→ **PROBLEM DESCRIPTION**
Each of the entries should be retyped precisely as it appears.

· · · · · · ·

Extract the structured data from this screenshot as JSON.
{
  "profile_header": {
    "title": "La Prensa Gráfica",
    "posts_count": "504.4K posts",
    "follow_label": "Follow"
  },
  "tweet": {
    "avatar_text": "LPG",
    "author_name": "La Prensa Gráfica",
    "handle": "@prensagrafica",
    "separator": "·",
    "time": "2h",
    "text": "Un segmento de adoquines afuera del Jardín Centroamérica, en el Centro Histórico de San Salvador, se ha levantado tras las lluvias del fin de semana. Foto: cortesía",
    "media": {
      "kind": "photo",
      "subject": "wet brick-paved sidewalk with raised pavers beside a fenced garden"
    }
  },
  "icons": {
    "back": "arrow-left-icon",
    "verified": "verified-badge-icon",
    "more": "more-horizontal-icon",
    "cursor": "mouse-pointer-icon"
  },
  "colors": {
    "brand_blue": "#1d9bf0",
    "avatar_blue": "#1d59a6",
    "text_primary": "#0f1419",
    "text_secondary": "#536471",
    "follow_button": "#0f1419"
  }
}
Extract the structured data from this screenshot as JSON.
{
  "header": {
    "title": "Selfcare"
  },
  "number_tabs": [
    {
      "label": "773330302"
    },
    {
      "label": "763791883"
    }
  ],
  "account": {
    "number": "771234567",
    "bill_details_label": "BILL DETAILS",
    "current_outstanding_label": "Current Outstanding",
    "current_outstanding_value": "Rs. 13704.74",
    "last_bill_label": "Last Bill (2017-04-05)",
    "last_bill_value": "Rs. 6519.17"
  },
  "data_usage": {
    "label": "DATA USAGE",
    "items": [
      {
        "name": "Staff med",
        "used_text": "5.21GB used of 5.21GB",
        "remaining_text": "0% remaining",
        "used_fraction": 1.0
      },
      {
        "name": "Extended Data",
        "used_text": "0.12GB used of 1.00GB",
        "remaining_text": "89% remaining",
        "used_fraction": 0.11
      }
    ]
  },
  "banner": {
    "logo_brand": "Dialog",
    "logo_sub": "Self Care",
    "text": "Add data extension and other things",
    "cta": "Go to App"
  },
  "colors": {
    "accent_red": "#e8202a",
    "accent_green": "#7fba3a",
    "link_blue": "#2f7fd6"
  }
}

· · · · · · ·

→ **REPLY TO THE TASK**
Extract the structured data from this screenshot as JSON.
{
  "profile_header": {
    "title": "La Prensa Gráfica",
    "posts_count": "504.4K posts",
    "follow_label": "Follow"
  },
  "tweet": {
    "avatar_text": "LPG",
    "author_name": "La Prensa Gráfica",
    "handle": "@prensagrafica",
    "separator": "·",
    "time": "2h",
    "text": "Un segmento de adoquines afuera del Jardín Centroamérica, en el Centro Histórico de San Salvador, se ha levantado tras las lluvias del fin de semana. Foto: cortesía",
    "media": {
      "kind": "photo",
      "subject": "wet brick-paved sidewalk with raised pavers beside a fenced garden"
    }
  },
  "icons": {
    "back": "arrow-left-icon",
    "verified": "verified-badge-icon",
    "more": "more-horizontal-icon",
    "cursor": "mouse-pointer-icon"
  },
  "colors": {
    "brand_blue": "#1d9bf0",
    "avatar_blue": "#1d59a6",
    "text_primary": "#0f1419",
    "text_secondary": "#536471",
    "follow_button": "#0f1419"
  }
}
Extract the structured data from this screenshot as JSON.
{
  "header": {
    "title": "Selfcare"
  },
  "number_tabs": [
    {
      "label": "773330302"
    },
    {
      "label": "763791883"
    }
  ],
  "account": {
    "number": "771234567",
    "bill_details_label": "BILL DETAILS",
    "current_outstanding_label": "Current Outstanding",
    "current_outstanding_value": "Rs. 13704.74",
    "last_bill_label": "Last Bill (2017-04-05)",
    "last_bill_value": "Rs. 6519.17"
  },
  "data_usage": {
    "label": "DATA USAGE",
    "items": [
      {
        "name": "Staff med",
        "used_text": "5.21GB used of 5.21GB",
        "remaining_text": "0% remaining",
        "used_fraction": 1.0
      },
      {
        "name": "Extended Data",
        "used_text": "0.12GB used of 1.00GB",
        "remaining_text": "89% remaining",
        "used_fraction": 0.11
      }
    ]
  },
  "banner": {
    "logo_brand": "Dialog",
    "logo_sub": "Self Care",
    "text": "Add data extension and other things",
    "cta": "Go to App"
  },
  "colors": {
    "accent_red": "#e8202a",
    "accent_green": "#7fba3a",
    "link_blue": "#2f7fd6"
  }
}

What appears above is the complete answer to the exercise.